How are we all doing at Surviving Covid?
2020 will be remembered as the year of the Pandemic where we all became all too familiar with the terms ‘coronavirus’ and more particularly ‘Covid-19’!
But why is this disease which many have compared to the flu and which only has about a 2 percent fatality rate worth giving so much attention to? Is it not possible that we have fallen for conspiracy theories based on government control that many are suggesting? After all, it would seem that most people who get sick with COVID-19 will experience mild to moderate symptoms and recover without needing special treatment.

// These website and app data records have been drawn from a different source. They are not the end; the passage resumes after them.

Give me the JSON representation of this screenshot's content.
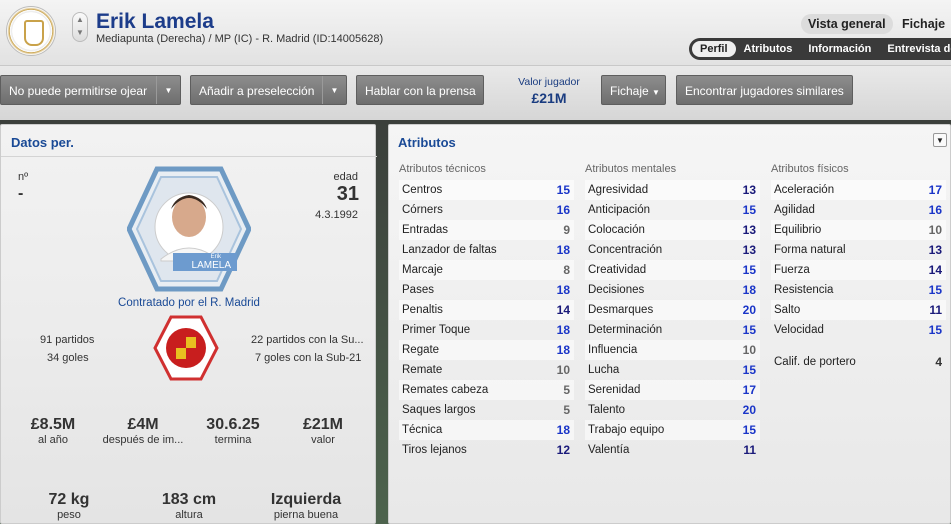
{
  "header": {
    "name": "Erik Lamela",
    "subtitle": "Mediapunta (Derecha) / MP (IC) - R. Madrid (ID:14005628)",
    "nav_vista": "Vista general",
    "nav_fichaje": "Fichaje",
    "tabs": [
      "Perfil",
      "Atributos",
      "Información",
      "Entrevista de"
    ]
  },
  "toolbar": {
    "b1": "No puede permitirse ojear",
    "b2": "Añadir a preselección",
    "b3": "Hablar con la prensa",
    "value_label": "Valor jugador",
    "value": "£21M",
    "b4": "Fichaje",
    "b5": "Encontrar jugadores similares"
  },
  "personal": {
    "title": "Datos per.",
    "num_label": "nº",
    "num_value": "-",
    "age_label": "edad",
    "age": "31",
    "dob": "4.3.1992",
    "card_first": "Erik",
    "card_last": "LAMELA",
    "contract_club": "Contratado por el R. Madrid",
    "caps": "91 partidos",
    "goals": "34 goles",
    "u21_caps": "22 partidos con la Su...",
    "u21_goals": "7 goles con la Sub-21",
    "wage": "£8.5M",
    "wage_label": "al año",
    "after": "£4M",
    "after_label": "después de im...",
    "expires": "30.6.25",
    "expires_label": "termina",
    "val": "£21M",
    "val_label": "valor",
    "weight": "72 kg",
    "weight_label": "peso",
    "height": "183 cm",
    "height_label": "altura",
    "foot": "Izquierda",
    "foot_label": "pierna buena"
  },
  "attributes": {
    "title": "Atributos",
    "technical": {
      "header": "Atributos técnicos",
      "items": [
        [
          "Centros",
          "15"
        ],
        [
          "Córners",
          "16"
        ],
        [
          "Entradas",
          "9"
        ],
        [
          "Lanzador de faltas",
          "18"
        ],
        [
          "Marcaje",
          "8"
        ],
        [
          "Pases",
          "18"
        ],
        [
          "Penaltis",
          "14"
        ],
        [
          "Primer Toque",
          "18"
        ],
        [
          "Regate",
          "18"
        ],
        [
          "Remate",
          "10"
        ],
        [
          "Remates cabeza",
          "5"
        ],
        [
          "Saques largos",
          "5"
        ],
        [
          "Técnica",
          "18"
        ],
        [
          "Tiros lejanos",
          "12"
        ]
      ]
    },
    "mental": {
      "header": "Atributos mentales",
      "items": [
        [
          "Agresividad",
          "13"
        ],
        [
          "Anticipación",
          "15"
        ],
        [
          "Colocación",
          "13"
        ],
        [
          "Concentración",
          "13"
        ],
        [
          "Creatividad",
          "15"
        ],
        [
          "Decisiones",
          "18"
        ],
        [
          "Desmarques",
          "20"
        ],
        [
          "Determinación",
          "15"
        ],
        [
          "Influencia",
          "10"
        ],
        [
          "Lucha",
          "15"
        ],
        [
          "Serenidad",
          "17"
        ],
        [
          "Talento",
          "20"
        ],
        [
          "Trabajo equipo",
          "15"
        ],
        [
          "Valentía",
          "11"
        ]
      ]
    },
    "physical": {
      "header": "Atributos físicos",
      "items": [
        [
          "Aceleración",
          "17"
        ],
        [
          "Agilidad",
          "16"
        ],
        [
          "Equilibrio",
          "10"
        ],
        [
          "Forma natural",
          "13"
        ],
        [
          "Fuerza",
          "14"
        ],
        [
          "Resistencia",
          "15"
        ],
        [
          "Salto",
          "11"
        ],
        [
          "Velocidad",
          "15"
        ]
      ],
      "gk": [
        "Calif. de portero",
        "4"
      ]
    }
  }
}
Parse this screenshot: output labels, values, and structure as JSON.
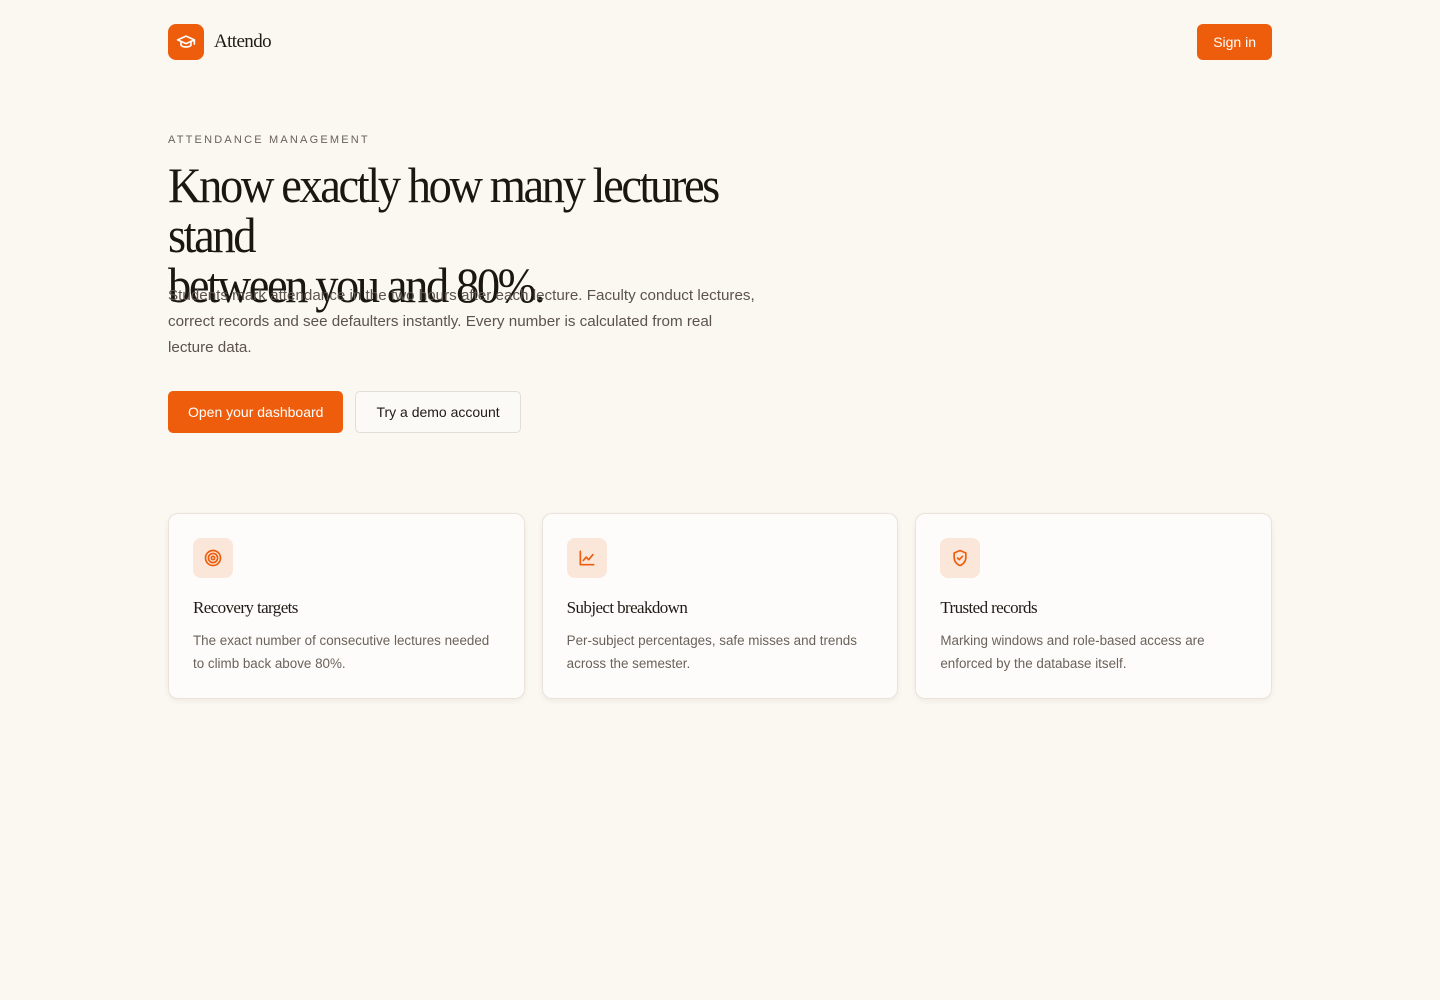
{
  "header": {
    "brand_name": "Attendo",
    "signin_label": "Sign in"
  },
  "hero": {
    "eyebrow": "ATTENDANCE MANAGEMENT",
    "headline_line1": "Know exactly how many lectures stand",
    "headline_line2": "between you and 80%.",
    "lede": "Students mark attendance in the two hours after each lecture. Faculty conduct lectures, correct records and see defaulters instantly. Every number is calculated from real lecture data.",
    "primary_cta": "Open your dashboard",
    "secondary_cta": "Try a demo account"
  },
  "features": [
    {
      "icon": "target-icon",
      "title": "Recovery targets",
      "text": "The exact number of consecutive lectures needed to climb back above 80%."
    },
    {
      "icon": "line-chart-icon",
      "title": "Subject breakdown",
      "text": "Per-subject percentages, safe misses and trends across the semester."
    },
    {
      "icon": "shield-check-icon",
      "title": "Trusted records",
      "text": "Marking windows and role-based access are enforced by the database itself."
    }
  ],
  "colors": {
    "accent": "#ee5d0c",
    "background": "#fbf7f1",
    "icon_tile": "#fbe6da"
  }
}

So really, why the big deal?
Why the big deal?
Well, for starters when something like 83,4 million cases have been reported, that tiny little percentage starts to sound something like 1,82 million deaths worldwide and if you start factoring in the families and friends and communities connected to that number and realising that those are actual people and not just numbers on a page, then hopefully it starts to get a lot more real.
But, when you start speaking to people who have had covid and when you start reading up on conditions like long-haul covid, you start to realise that we need to be taking this a lot more seriously.
Some stories from the article on long-haul covid sound like this:
Lawrence has lung damage and undifferentiated connective tissue disease, which is an autoimmune disease that she’s still learning about. Both issues stem from COVID-19.
“It felt like this disease had planted a web of unhealthiness, and every time I went to a doctor it was another little sticky tendril wrapped around a leg,” Lawrence said. “Now my body feels kind of bound up.”
Aiello, after learning to walk again and being discharged back to his home, is still in physical therapy five times a week. Surgery on his throat has left his voice quiet and wheezing. Nerve damage to his hands means he can’t make a fist. His heart races. His left shoulder aches.
“It’s all part of COVID,” Aiello said.
Flaherty’s back lights up with burning pain, and she uses an inhaler to calm her lungs and medication to calm her stomach. Huber’s aorta is dilated, her lungs are scarred and her blood pressure spikes at random times.
Let’s listen to those who have walked/are walking this journey
When you know people who have died from covid and people who are still months later struggling from chronic fatigue, then the people who are denying the seriousness of the pandemic and those who selfishly flaunt the rules and restrictions for their own gain make you really angry [and confused – how are people still not getting this?]. When you have a friend who has lost 9 people to the disease and another friend who lost her mom and her gran in the same short period, then it really starts to hit home.
So i invited some people who have had covid to share their stories with us – glimpses into how the disease was for them and how life has been since then. There is no carbon copy one-size-fits-all story of how the disease operates and there is still so much we don’t know, but hopefully, by listening to people sharing their experiences we will start to empathise a little more and be more insistent on doing whatever we can to stop the spread of this awful debilitating disease.
First up is David O’Sullivan who shares the story of his and his wife Jacqui’s experience of covid.
Then there is theatre owner, actress and director, Sue Diepeveen
The story of K [anonymous], whose husband works in a hospital
Next up is the story of Jane and Thomas who had “a mild dose of covid” which is still more than scary enough to consider
Eve is a teacher who got covid possibly from a colleague or maybe a pupil and gives us some insight into that space
This story by my friend Nicola Date is a must-read – TWICE facing Covid-19 and stiill recovering from it
Please feel free to share these stories of people who are surviving covid – some with names, some anonymous – over the next few days as i post them on my blog. And please do whatever you can to stay safe and protect those around you. This too will pass. But until it does, we have to be vigilant and responsive. And responsible.